St. FX Physics Department Spearheads Collaboration, As University Joins Effort to Revolutionize Material Discovery in Canada

November 3, 2017
St. Francis Xavier University’s physicists and chemists are collaborating with Lumiant Corporation, a Canadian materials science company, to test a new artificial intelligence (AI) computing platform that is expected to revolutionize how materials are discovered.

Today, the vast majority of research into materials involves modifying known chemistries, rather than the costly and risky pursuit of searching for entirely new materials. The traditional Edisonian process of trial-and-error discovery typically takes decades. Meanwhile, industry needs groundbreaking solutions now – ranging from better solar and battery materials to lighter-yet-stronger alloys, and more efficient catalysts.

Lumiant’s Xaedra™ platform transforms the discovery and development process by combining AI and quantum physics into a system that predicts material properties from atomic structure information. In a matter of seconds researchers using Xaedra can identify a number of potential materials that solve a particular need, replacing educated guesswork.

Lumiant and St. Francis Xavier University are working together so that the university’s physicists and chemists can test Xaedra before its release by using the platform in their research. Other academic researchers across Canada are also participating in this beta testing program.

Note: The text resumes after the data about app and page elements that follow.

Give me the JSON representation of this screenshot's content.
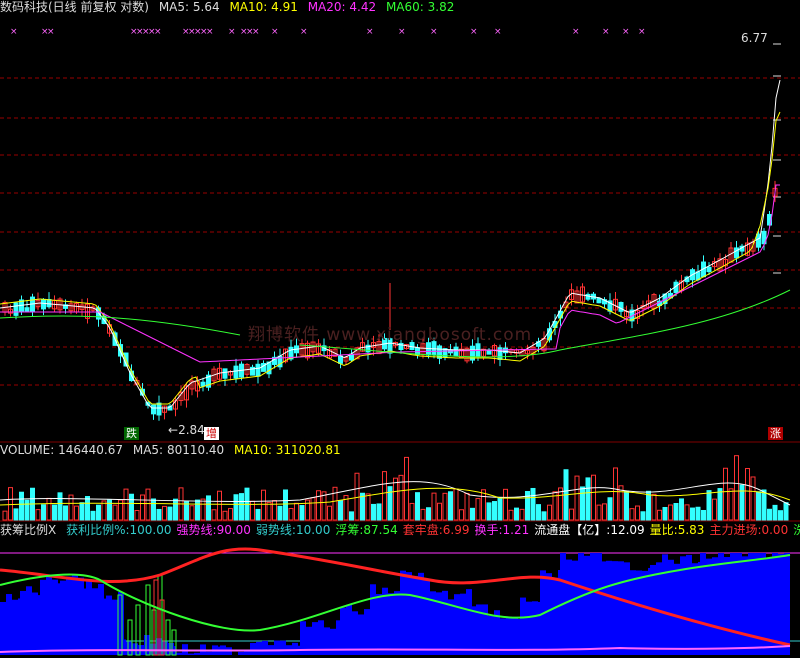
{
  "header": {
    "title": "数码科技(日线 前复权 对数)",
    "ma5_label": "MA5:",
    "ma5_value": "5.64",
    "ma10_label": "MA10:",
    "ma10_value": "4.91",
    "ma20_label": "MA20:",
    "ma20_value": "4.42",
    "ma60_label": "MA60:",
    "ma60_value": "3.82"
  },
  "main_chart": {
    "high_label": "6.77",
    "low_label": "2.84",
    "watermark": "翔博软件 www.xiangbosoft.com",
    "tags": [
      "跌",
      "增",
      "涨"
    ]
  },
  "volume_panel": {
    "volume_label": "VOLUME:",
    "volume_value": "146440.67",
    "ma5_label": "MA5:",
    "ma5_value": "80110.40",
    "ma10_label": "MA10:",
    "ma10_value": "311020.81"
  },
  "indicator_panel": {
    "name": "获筹比例X",
    "items": [
      {
        "label": "获利比例%:",
        "value": "100.00",
        "color": "#33cccc"
      },
      {
        "label": "强势线:",
        "value": "90.00",
        "color": "#ff33ff"
      },
      {
        "label": "弱势线:",
        "value": "10.00",
        "color": "#33cccc"
      },
      {
        "label": "浮筹:",
        "value": "87.54",
        "color": "#33ff33"
      },
      {
        "label": "套牢盘:",
        "value": "6.99",
        "color": "#ff3333"
      },
      {
        "label": "换手:",
        "value": "1.21",
        "color": "#ff33ff"
      },
      {
        "label": "流通盘【亿】:",
        "value": "12.09",
        "color": "#ffffff"
      },
      {
        "label": "量比:",
        "value": "5.83",
        "color": "#ffff00"
      },
      {
        "label": "主力进场:",
        "value": "0.00",
        "color": "#ff3333"
      },
      {
        "label": "洗",
        "value": "",
        "color": "#33ff33"
      }
    ]
  },
  "colors": {
    "up": "#ff3333",
    "down": "#33ffff",
    "ma5": "#ffffff",
    "ma10": "#ffff00",
    "ma20": "#ff33ff",
    "ma60": "#33ff33",
    "grid": "#990000"
  }
}
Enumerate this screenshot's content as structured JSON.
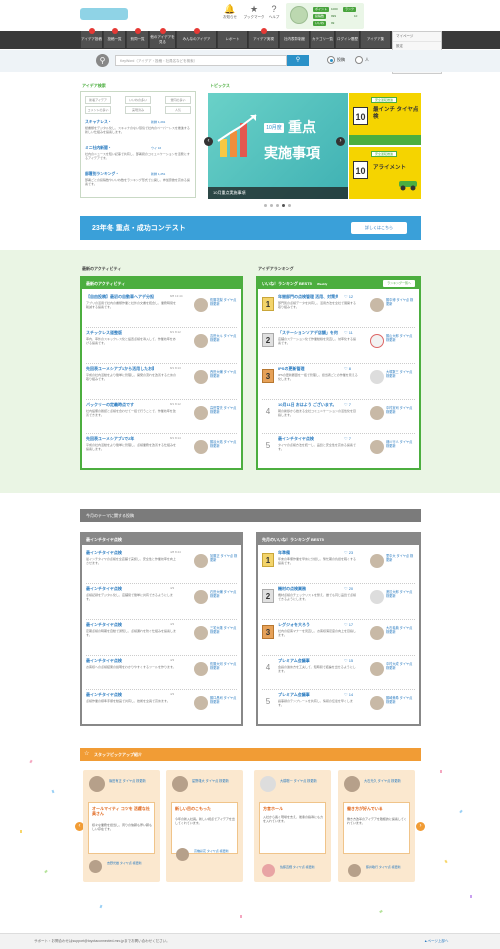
{
  "header": {
    "logo_text": "",
    "icons": [
      {
        "name": "bell-icon",
        "label": "お知らせ"
      },
      {
        "name": "bookmark-icon",
        "label": "ブックマーク"
      },
      {
        "name": "help-icon",
        "label": "ヘルプ"
      }
    ],
    "user": {
      "stats": [
        {
          "label": "ポイント",
          "value": "1000"
        },
        {
          "label": "投稿数",
          "value": "999"
        },
        {
          "label": "いいね",
          "value": "99"
        },
        {
          "label": "ランク",
          "value": "10"
        }
      ]
    }
  },
  "nav": {
    "items": [
      "アイデア投稿",
      "投稿一覧",
      "賛同一覧",
      "他のアイデアを見る",
      "みんなのアイデア",
      "レポート",
      "アイデア実現",
      "社内表彰制度",
      "カテゴリ一覧",
      "ログイン履歴",
      "アイデア集"
    ],
    "dropdown_items": [
      "マイページ",
      "設定",
      "ログアウト",
      "新しく参加された方へ"
    ],
    "active_item": "アイデア集"
  },
  "search": {
    "placeholder": "KeyWord（アイデア・投稿・社員名などを検索）",
    "button_icon": "search-icon",
    "radio_options": [
      "投稿",
      "人"
    ]
  },
  "left_section": {
    "title": "アイデア検索",
    "tabs": [
      "新着アイデア",
      "いいねの多い",
      "賛同の多い",
      "コメントの多い",
      "実現済み",
      "人気"
    ],
    "items": [
      {
        "title": "スキャナレス・",
        "meta": "新鮮 1,291",
        "desc": "紙書類をデジタル化し、スキャナのない環境で社内のペーパーレスを推進する新しい仕組みを提案します。"
      },
      {
        "title": "ミニ社内新聞・",
        "meta": "ウイ 16",
        "desc": "社内のニュースを短い記事で共有し、部署間のコミュニケーションを活発にするアイデアです。"
      },
      {
        "title": "部署別ランキング・",
        "meta": "新鮮 1,251",
        "desc": "部署ごとの投稿数やいいね数をランキング形式で公開し、参加意欲を高める提案です。"
      }
    ]
  },
  "topics": {
    "title": "トピックス",
    "main_banner": {
      "year_label": "10月度",
      "heading_1": "重点",
      "heading_2": "実施事項",
      "caption": "10月重点実施事項"
    },
    "side_banners": [
      {
        "tag": "安全運転推進",
        "number": "10",
        "text": "最インチ タイヤ点検",
        "color": "#f5d400"
      },
      {
        "tag": "安全運転推進",
        "number": "10",
        "text": "アライメント",
        "color": "#f5d400"
      }
    ],
    "dots": 5,
    "active_dot": 4
  },
  "contest": {
    "title": "23年冬 重点・成功コンテスト",
    "button": "詳しくはこちら"
  },
  "activity": {
    "section_title": "最新のアクティビティ",
    "panel_title": "最新のアクティビティ",
    "rows": [
      {
        "title": "【自由投稿】最初の自動車ヘアデ分担",
        "time": "8/8 13:44",
        "desc": "アブリの活用で社内の書類作業と社外の文書を統合し、業務時間を削減する提案です。",
        "user": "佐藤花梨 タイヤ点 検更新"
      },
      {
        "title": "スチックレス道整版",
        "time": "8/1 8:12",
        "desc": "車内、車外のスキックレス化と設置点検を導入して、作業効率をあげる提案です。",
        "user": "吉田大斗 タイヤ点 検更新"
      },
      {
        "title": "先回表ユーメシアブ1から活用したお財議論",
        "time": "8/1 8:13",
        "desc": "平成の社内活動をより簡単に管理し、開発の流れを改善するための取り組みです。",
        "user": "西田大輔 タイヤ点 検更新"
      },
      {
        "title": "バックリーの定義時点です",
        "time": "8/1 8:12",
        "desc": "社内設備の確認と点検を合わせて一括で行うことで、作業効率を改善できます。",
        "user": "高田雪夫 タイヤ点 検更新"
      },
      {
        "title": "先回表ユーメシアブ1で2年",
        "time": "8/1 8:14",
        "desc": "平成の社内活動をより簡単に管理し、点検業務を改善する仕組みを提案します。",
        "user": "藤谷大祐 タイヤ点 検更新"
      }
    ]
  },
  "ranking": {
    "section_title": "アイデアランキング",
    "panel_title": "いいね！ランキング BEST5",
    "panel_sub": "Weekly",
    "panel_button": "ランキング一覧へ",
    "rows": [
      {
        "rank": "1",
        "title": "年間部門の点検管理 活用、対策共有、",
        "likes": "♡ 12",
        "desc": "部門別の点検データを共有し、活用方法を全社で展開する取り組みです。",
        "user": "藤中博 タイヤ点 検更新"
      },
      {
        "rank": "2",
        "title": "「ステーションソアデ店舗」を何か",
        "likes": "♡ 11",
        "desc": "店舗のステーション化で作業動線を見直し、効率化する提案です。",
        "user": "藤山大郎 タイヤ点 検更新"
      },
      {
        "rank": "3",
        "title": "IPSの更新管理",
        "likes": "♡ 8",
        "desc": "IPSの更新履歴を一括で管理し、担当者ごとの作業を見える化します。",
        "user": "大塚数三 タイヤ点 検更新"
      },
      {
        "rank": "4",
        "title": "10月11日 おはよう ございます。",
        "likes": "♡ 7",
        "desc": "朝の挨拶から始まる全社コミュニケーションの活性化を目指します。",
        "user": "中村憲司 タイヤ点 検更新"
      },
      {
        "rank": "5",
        "title": "最インチタイヤ点検",
        "likes": "♡ 7",
        "desc": "タイヤの点検方法を統一し、品質と安全性を高める提案です。",
        "user": "畑川行人 タイヤ点 検更新"
      }
    ]
  },
  "theme_section": {
    "title": "今月のテーマに関する投稿",
    "left_panel_title": "最インチタイヤ点検",
    "left_rows": [
      {
        "title": "最インチタイヤ点検",
        "time": "4/8 8:44",
        "desc": "最インチタイヤの点検を全店舗で実施し、安全性と作業効率を向上させます。",
        "user": "加藤正 タイヤ点 検更新"
      },
      {
        "title": "最インチタイヤ点検",
        "time": "4/3",
        "desc": "点検記録をデジタル化し、店舗間で簡単に共有できるようにします。",
        "user": "石田大輔 タイヤ点 検更新"
      },
      {
        "title": "最インチタイヤ点検",
        "time": "4/3",
        "desc": "定期点検の時期を自動で通知し、点検漏れを防ぐ仕組みを提案します。",
        "user": "三宅大雄 タイヤ点 検更新"
      },
      {
        "title": "最インチタイヤ点検",
        "time": "4/3",
        "desc": "お客様への点検結果の説明をわかりやすくするツールを作ります。",
        "user": "佐藤大河 タイヤ点 検更新"
      },
      {
        "title": "最インチタイヤ点検",
        "time": "4/3",
        "desc": "点検作業の標準手順を動画で共有し、技術を全員で高めます。",
        "user": "藤口昌司 タイヤ点 検更新"
      }
    ],
    "right_panel_title": "先月のいいね！ランキング BEST5",
    "right_rows": [
      {
        "rank": "1",
        "title": "年準備",
        "likes": "♡ 23",
        "desc": "年末の準備作業を早めに分担し、繁忙期の負担を軽くする提案です。",
        "user": "里中大 タイヤ点 検更新"
      },
      {
        "rank": "2",
        "title": "機材の点検業務",
        "likes": "♡ 20",
        "desc": "機材点検のチェックリストを整え、誰でも同じ品質で点検できるようにします。",
        "user": "渡辺大郎 タイヤ点 検更新"
      },
      {
        "rank": "3",
        "title": "レグジォを大ろう",
        "likes": "♡ 17",
        "desc": "社内の接客マナーを見直し、お客様満足度の向上を目指します。",
        "user": "大石義典 タイヤ点 検更新"
      },
      {
        "rank": "4",
        "title": "プレミアム会議事",
        "likes": "♡ 15",
        "desc": "会議の進め方を工夫して、短時間で結論を出せるようにします。",
        "user": "中村大成 タイヤ点 検更新"
      },
      {
        "rank": "5",
        "title": "プレミアム会議事",
        "likes": "♡ 14",
        "desc": "議事録のテンプレートを共有し、情報の伝達を早くします。",
        "user": "藤崎美希 タイヤ点 検更新"
      }
    ]
  },
  "staff": {
    "title": "スタッフピックアップ紹介",
    "cards": [
      {
        "user_top": "篠田有正 タイヤ点 検更新",
        "heading": "オールマイティ コツを 活躍な社員さん",
        "body": "様々な業務を担当し、周りの信頼も厚い頼もしい存在です。",
        "user_bottom": "吉野光雄 タイヤ点 検更新"
      },
      {
        "user_top": "星野雄大 タイヤ点 検更新",
        "heading": "新しい目のこもった",
        "body": "今年の新入社員。新しい視点でアイデアを出してくれています。",
        "user_bottom": "高橋彩花 タイヤ点 検更新"
      },
      {
        "user_top": "大橋聡一 タイヤ点 検更新",
        "heading": "方言ホール",
        "body": "入社から長く現場を支え、後輩の指導にも力を入れています。",
        "user_bottom": "佐藤直輝 タイヤ点 検更新"
      },
      {
        "user_top": "大石光久 タイヤ点 検更新",
        "heading": "働き方が好んでいる",
        "body": "働き方改革のアイデアを積極的に提案してくれています。",
        "user_bottom": "藤井敏行 タイヤ点 検更新"
      }
    ]
  },
  "footer": {
    "text": "サポート・お問合わせはsupport@toyotaconnected-mrc.jpまでお問い合わせください。",
    "link": "▲ページ上部へ"
  },
  "colors": {
    "green": "#4cae3f",
    "blue": "#3aa0d9",
    "orange": "#f19c35",
    "dark_nav": "#3a3a3a"
  }
}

“Through our collaboration with Lumiant, St. FX researchers and students have a great opportunity to be at the forefront of new material research with a technology that promises to fundamentally alter how materials are discovered,” says Dr. Kevin B. Wamsley, St. FX Academic Vice-President and Provost. “This work will enable our science students to gain valuable insights into the rapidly evolving world of material science.”

St. FX physics professor Dr. Brandon van Zyl, a lead investigator bringing this state-of-the-art collaboration, along with St. FX Industry Liaison Manager Andrew Kendall and Lumiant Business Development Manager Charles Robison, agrees. “My physics students are excited about using this quantum mechanics-based computing platform to solve real-world problems – to possibly discover new materials. This is valuable hands-on experience that will prepare them for the professional science careers that are out there,” he says. “We are also very fortunate at St. FX to have full access and on-site technical expertise to the ACENET and Compute Canada high performance computing (HPC) systems. With this infrastructure, Lumiant is able greatly to accelerate Xaedra’s development as well as provide free access to universities and public research institutes.”

“Lumiant is grateful for the enthusiastic participation of St. FX. When the Xaedra platform is formally launched, we have no doubt that it will benefit academia, industry and society by revolutionizing how new and superior materials are discovered and developed for solving many of today’s challenges,” stated S. Richard Holloway, CEO and founder of Lumiant Corporation. “The future of material science is truly exciting and we depend on our universities to produce the scientists who will continue the journey of material discovery.”